[Start of section]

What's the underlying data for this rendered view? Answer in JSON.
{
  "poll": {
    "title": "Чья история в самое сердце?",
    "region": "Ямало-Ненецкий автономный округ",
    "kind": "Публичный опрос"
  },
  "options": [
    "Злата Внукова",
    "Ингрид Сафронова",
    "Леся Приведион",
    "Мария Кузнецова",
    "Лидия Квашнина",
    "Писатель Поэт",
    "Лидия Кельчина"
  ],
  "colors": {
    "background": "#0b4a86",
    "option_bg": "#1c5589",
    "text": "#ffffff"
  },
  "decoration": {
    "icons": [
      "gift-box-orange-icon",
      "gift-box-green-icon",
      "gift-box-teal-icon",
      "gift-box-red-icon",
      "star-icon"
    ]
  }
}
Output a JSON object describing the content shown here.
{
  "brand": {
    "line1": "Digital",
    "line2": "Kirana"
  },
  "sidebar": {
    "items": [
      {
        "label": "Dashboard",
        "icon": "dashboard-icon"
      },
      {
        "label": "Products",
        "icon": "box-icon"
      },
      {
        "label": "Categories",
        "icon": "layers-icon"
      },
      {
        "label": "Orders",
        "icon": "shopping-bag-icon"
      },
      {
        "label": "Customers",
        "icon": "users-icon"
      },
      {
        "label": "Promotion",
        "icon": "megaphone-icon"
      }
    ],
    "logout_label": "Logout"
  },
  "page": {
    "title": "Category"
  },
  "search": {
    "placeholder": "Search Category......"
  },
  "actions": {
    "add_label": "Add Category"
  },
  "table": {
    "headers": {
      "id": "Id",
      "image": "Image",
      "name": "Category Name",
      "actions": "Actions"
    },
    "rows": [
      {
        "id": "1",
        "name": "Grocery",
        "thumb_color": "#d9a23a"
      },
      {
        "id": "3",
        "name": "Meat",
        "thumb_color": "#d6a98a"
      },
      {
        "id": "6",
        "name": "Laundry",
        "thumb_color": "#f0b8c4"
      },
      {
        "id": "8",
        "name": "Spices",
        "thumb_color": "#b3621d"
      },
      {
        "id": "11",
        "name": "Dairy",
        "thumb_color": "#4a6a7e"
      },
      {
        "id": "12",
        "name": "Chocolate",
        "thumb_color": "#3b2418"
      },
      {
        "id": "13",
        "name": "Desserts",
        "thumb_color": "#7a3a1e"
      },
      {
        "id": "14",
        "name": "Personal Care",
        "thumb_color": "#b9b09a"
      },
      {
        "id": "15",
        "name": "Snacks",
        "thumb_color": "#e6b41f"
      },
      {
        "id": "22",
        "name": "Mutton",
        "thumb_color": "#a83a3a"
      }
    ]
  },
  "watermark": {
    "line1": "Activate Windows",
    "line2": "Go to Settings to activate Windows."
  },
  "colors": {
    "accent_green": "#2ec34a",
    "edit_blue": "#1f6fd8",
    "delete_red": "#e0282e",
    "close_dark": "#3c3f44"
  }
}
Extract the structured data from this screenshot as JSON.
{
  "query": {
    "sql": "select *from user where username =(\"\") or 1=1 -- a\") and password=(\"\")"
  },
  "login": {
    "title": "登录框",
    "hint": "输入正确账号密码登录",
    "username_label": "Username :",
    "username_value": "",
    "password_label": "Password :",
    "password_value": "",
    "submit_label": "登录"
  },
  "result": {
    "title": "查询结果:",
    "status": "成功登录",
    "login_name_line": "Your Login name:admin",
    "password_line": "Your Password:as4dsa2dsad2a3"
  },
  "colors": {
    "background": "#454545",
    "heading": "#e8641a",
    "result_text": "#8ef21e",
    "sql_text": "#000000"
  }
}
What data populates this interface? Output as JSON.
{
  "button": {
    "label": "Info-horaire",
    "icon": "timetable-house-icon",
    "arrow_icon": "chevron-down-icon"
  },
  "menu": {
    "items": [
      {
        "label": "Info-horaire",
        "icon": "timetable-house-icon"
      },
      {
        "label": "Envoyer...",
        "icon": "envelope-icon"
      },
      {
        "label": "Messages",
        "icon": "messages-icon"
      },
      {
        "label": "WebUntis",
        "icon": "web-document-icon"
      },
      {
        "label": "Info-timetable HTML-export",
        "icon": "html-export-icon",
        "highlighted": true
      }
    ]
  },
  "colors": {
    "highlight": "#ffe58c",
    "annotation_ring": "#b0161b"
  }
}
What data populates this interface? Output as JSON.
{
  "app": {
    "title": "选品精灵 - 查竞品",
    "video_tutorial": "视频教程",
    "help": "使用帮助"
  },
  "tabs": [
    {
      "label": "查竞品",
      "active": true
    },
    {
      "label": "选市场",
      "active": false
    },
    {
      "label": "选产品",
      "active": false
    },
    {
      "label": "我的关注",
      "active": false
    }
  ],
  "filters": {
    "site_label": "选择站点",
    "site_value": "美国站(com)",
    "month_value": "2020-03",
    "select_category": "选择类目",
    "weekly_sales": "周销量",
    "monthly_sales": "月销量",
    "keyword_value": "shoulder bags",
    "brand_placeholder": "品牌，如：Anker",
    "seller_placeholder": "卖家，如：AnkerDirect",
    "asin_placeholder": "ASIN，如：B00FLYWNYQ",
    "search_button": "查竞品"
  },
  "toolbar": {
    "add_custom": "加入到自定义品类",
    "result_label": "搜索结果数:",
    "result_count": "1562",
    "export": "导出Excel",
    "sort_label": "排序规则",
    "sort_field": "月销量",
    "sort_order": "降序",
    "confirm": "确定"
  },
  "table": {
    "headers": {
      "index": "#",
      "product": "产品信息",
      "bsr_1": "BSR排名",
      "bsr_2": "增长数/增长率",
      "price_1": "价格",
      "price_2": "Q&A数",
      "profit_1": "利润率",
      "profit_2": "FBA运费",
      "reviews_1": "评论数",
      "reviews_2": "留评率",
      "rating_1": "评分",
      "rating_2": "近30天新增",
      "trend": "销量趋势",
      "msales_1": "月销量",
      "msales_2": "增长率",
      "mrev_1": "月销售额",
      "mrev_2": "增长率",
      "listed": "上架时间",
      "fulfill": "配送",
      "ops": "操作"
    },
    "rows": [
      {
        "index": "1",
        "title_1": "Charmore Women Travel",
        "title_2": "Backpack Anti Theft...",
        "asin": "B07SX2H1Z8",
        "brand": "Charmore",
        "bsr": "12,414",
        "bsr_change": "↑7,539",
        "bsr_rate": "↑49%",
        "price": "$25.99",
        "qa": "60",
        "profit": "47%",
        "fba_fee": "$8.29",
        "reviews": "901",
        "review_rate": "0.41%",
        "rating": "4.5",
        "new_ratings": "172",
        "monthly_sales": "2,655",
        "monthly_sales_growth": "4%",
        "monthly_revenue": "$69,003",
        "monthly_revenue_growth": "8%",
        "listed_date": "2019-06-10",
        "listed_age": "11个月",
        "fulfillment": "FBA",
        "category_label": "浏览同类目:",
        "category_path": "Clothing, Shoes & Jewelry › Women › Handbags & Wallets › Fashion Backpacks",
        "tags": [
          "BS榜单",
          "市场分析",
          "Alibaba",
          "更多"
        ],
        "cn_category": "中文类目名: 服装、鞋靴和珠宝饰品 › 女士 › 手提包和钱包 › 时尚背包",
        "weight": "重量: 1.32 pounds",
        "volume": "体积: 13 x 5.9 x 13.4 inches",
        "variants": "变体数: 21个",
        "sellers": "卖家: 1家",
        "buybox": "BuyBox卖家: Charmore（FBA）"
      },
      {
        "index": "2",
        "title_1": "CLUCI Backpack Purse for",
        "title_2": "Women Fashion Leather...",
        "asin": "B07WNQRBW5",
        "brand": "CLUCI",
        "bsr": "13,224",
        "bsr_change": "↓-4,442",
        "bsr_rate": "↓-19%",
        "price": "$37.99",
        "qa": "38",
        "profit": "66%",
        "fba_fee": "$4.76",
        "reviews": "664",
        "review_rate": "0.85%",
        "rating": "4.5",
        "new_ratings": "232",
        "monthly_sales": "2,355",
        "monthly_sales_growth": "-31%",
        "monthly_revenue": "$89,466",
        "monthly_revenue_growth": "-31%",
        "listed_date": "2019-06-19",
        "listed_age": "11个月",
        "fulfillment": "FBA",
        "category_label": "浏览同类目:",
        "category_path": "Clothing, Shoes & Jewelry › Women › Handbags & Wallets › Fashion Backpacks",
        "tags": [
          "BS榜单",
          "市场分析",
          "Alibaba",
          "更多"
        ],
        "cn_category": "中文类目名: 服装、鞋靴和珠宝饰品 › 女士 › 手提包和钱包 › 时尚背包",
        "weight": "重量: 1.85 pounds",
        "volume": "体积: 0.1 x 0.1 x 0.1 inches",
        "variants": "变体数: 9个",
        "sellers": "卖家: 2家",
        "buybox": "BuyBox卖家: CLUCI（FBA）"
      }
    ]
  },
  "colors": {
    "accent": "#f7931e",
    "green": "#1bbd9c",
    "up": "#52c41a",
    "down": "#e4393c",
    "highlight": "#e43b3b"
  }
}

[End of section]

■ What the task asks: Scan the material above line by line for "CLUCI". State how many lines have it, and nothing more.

■ Solution for this problem: 3